Our society experienced profound impacts brought by the rapid and full-scale rise of generative AI technology.
Apparently, generative AI brings a lot of potentials for great social revolutions that stand comparison with industrial and information revolutions, but in order to harness the opportunity to the maximum extent it is necessary for all stakeholders to understand the risks and challenges as well as to take appropriate measures and actions under our own responsibilities.
What should be necessary to maximize the benefits to human well-being while mitigating the risks and challenges posed by generative AI to the society?
Generative AI has been taking off in deployment in various fields such as drug discovery and product design. How those advanced AI systems should be governed without losing the power to accelerate innovation?
How should we address the risks and challenges such as dis-/mis-information and lack of transparency etc.?
How should we guide development of generative AI in an inclusive way where the benefits of this technology is broadly shared without increasing digital divides around language or gender gaps?
These complexities will be addressed in the discussion in this session in Kyoto. The beautiful landscape of Kyoto is a rich fruit of diversity and complexity in its long history of various actors such as court nobles, temples and shrines, samurais, and townspeople. Similarly, generative AI is a product of organic interdependence in which a diversity of actors have been involved from the stage of designing, development and data production and collection. This probably supports the argument that the international governance on generative AI should be discussed and guided by the multi-stakeholder approach, which UN IGF ideally embodies.
This session plans to introduce discussions in the Hiroshima AI process led by G7 with Japanese Presidency and exchange views on the future direction of AI governance.

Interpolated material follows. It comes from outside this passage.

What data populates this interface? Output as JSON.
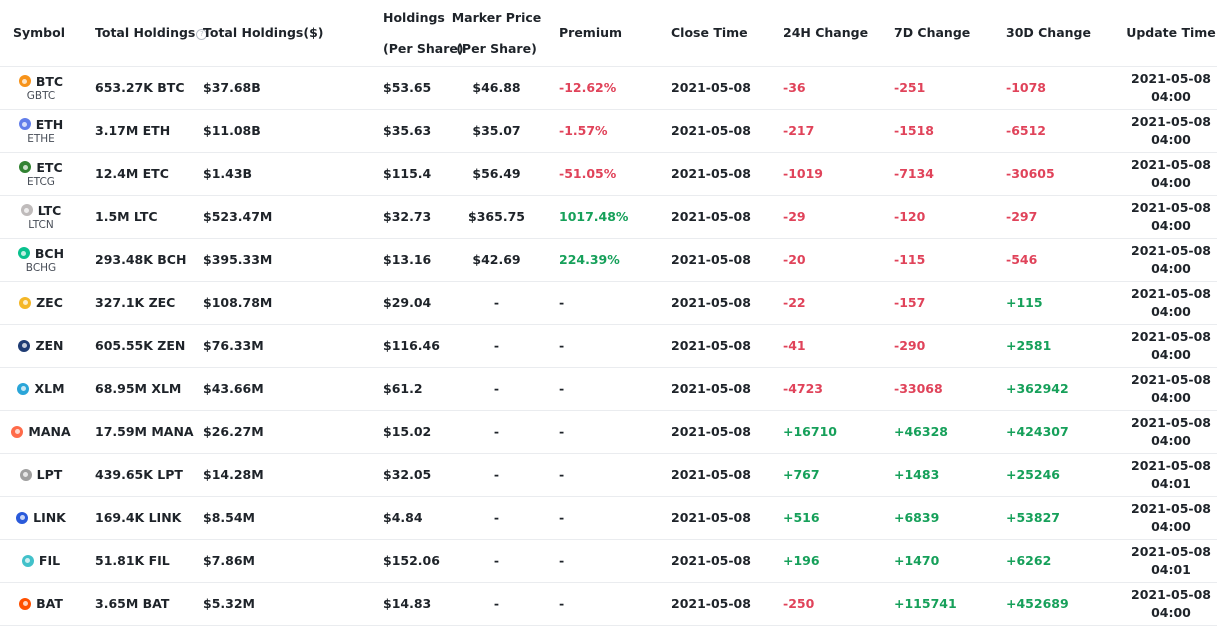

Main and Cross-cutting Subthemes: AI & Emerging Technologies | Global Digital Governance & Cooperation | Data Governance & Trust | Human Rights & Freedoms